[Opening Given records section]
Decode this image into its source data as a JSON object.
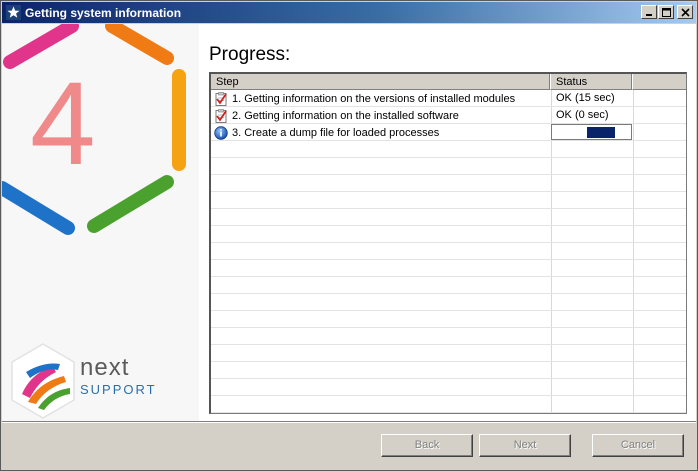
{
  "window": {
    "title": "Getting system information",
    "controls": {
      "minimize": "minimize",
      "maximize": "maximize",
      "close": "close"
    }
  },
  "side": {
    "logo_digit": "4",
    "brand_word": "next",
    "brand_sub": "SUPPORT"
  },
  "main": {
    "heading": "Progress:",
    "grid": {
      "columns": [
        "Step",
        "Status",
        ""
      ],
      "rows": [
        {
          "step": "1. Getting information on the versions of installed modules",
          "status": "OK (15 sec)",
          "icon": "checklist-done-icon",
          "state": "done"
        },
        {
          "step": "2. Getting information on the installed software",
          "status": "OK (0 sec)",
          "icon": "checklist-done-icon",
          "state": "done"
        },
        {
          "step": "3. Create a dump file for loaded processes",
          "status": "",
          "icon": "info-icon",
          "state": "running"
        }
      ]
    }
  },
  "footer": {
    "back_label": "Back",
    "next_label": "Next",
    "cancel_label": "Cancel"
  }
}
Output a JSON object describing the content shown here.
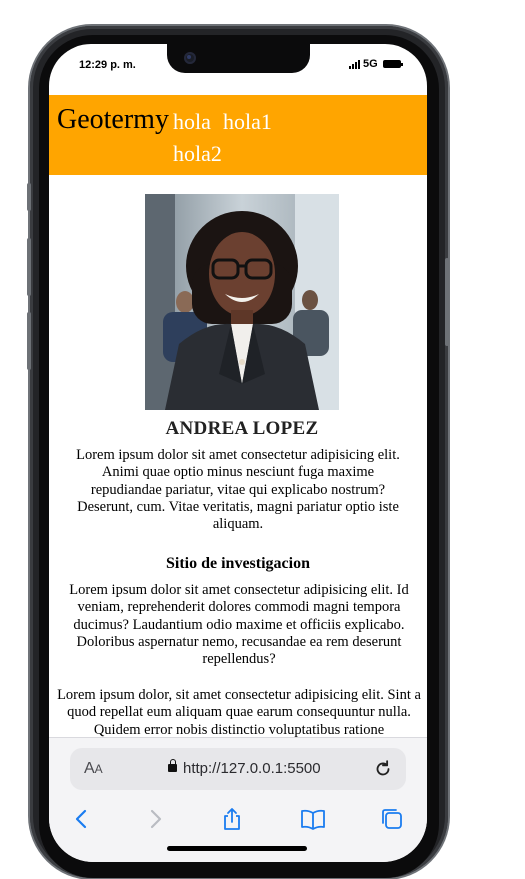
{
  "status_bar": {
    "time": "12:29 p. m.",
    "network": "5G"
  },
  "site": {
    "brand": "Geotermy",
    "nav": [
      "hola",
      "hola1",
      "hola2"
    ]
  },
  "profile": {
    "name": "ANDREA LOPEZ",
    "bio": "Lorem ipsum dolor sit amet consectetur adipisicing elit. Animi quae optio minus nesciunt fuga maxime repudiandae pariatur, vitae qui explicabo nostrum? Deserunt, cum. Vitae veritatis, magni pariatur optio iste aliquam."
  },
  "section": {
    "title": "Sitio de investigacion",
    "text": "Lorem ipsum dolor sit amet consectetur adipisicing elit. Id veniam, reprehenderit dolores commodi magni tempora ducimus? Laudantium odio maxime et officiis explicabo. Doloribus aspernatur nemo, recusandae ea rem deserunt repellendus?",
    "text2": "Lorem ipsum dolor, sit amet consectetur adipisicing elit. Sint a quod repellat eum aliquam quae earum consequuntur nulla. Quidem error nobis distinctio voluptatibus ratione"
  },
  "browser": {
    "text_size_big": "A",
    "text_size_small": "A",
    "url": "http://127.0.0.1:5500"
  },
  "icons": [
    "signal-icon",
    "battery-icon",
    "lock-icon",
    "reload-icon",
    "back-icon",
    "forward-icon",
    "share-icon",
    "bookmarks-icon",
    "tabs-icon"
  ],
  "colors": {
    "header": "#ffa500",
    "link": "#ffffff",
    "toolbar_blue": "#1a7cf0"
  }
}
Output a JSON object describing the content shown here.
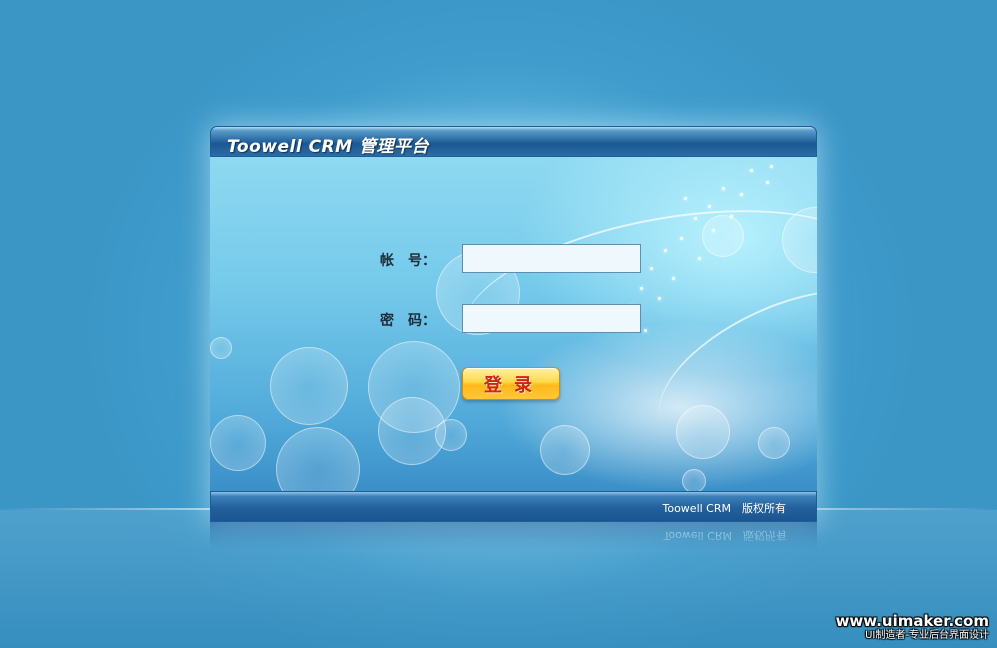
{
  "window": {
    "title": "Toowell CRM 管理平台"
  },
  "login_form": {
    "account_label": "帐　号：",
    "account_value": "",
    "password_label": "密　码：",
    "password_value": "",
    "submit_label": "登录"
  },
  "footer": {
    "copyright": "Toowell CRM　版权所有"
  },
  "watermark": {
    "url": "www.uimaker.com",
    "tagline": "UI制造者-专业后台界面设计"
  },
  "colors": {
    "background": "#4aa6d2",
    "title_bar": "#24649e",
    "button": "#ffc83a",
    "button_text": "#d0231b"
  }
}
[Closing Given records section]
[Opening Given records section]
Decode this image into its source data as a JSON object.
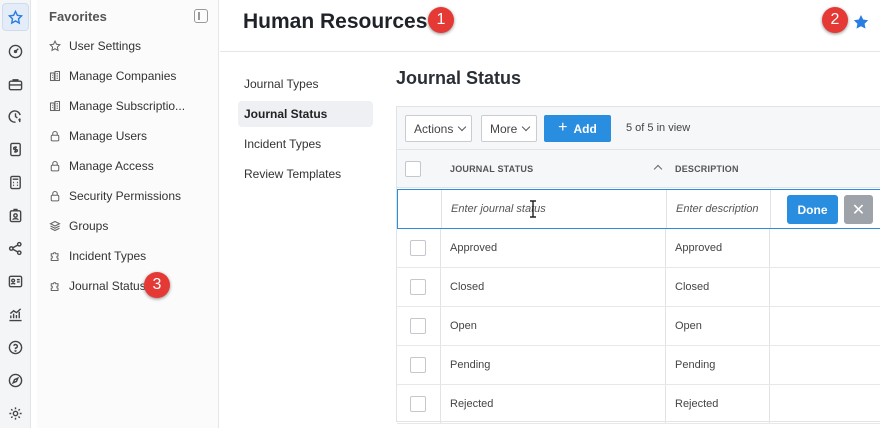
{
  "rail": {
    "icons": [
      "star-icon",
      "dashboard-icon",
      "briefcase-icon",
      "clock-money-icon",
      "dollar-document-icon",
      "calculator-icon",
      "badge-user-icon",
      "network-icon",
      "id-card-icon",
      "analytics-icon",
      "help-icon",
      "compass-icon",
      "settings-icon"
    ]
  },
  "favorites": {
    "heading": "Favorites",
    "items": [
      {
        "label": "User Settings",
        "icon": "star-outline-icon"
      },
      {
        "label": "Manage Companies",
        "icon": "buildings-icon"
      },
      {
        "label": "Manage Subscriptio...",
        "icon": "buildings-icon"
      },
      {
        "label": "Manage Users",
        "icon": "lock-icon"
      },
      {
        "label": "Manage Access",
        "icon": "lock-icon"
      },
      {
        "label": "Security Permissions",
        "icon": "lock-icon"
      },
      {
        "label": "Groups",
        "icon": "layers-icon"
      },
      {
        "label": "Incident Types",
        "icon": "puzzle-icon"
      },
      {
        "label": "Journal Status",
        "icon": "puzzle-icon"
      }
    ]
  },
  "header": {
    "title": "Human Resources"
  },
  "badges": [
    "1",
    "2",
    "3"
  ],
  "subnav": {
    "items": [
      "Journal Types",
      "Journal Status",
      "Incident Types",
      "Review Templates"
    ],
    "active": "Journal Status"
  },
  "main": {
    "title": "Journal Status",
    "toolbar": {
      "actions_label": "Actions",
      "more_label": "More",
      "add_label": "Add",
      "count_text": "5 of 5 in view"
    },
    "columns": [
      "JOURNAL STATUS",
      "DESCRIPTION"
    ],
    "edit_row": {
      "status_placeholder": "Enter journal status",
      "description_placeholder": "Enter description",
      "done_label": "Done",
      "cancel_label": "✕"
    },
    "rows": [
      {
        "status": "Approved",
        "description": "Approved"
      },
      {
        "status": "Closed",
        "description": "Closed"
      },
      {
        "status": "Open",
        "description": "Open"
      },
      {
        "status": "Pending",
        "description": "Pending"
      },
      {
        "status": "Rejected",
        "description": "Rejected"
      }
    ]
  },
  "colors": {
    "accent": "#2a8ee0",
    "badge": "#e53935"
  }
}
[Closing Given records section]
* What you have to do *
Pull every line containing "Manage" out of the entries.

* Answer for the task *
        "label": "Manage Companies",
        "label": "Manage Subscriptio...",
        "label": "Manage Users",
        "label": "Manage Access",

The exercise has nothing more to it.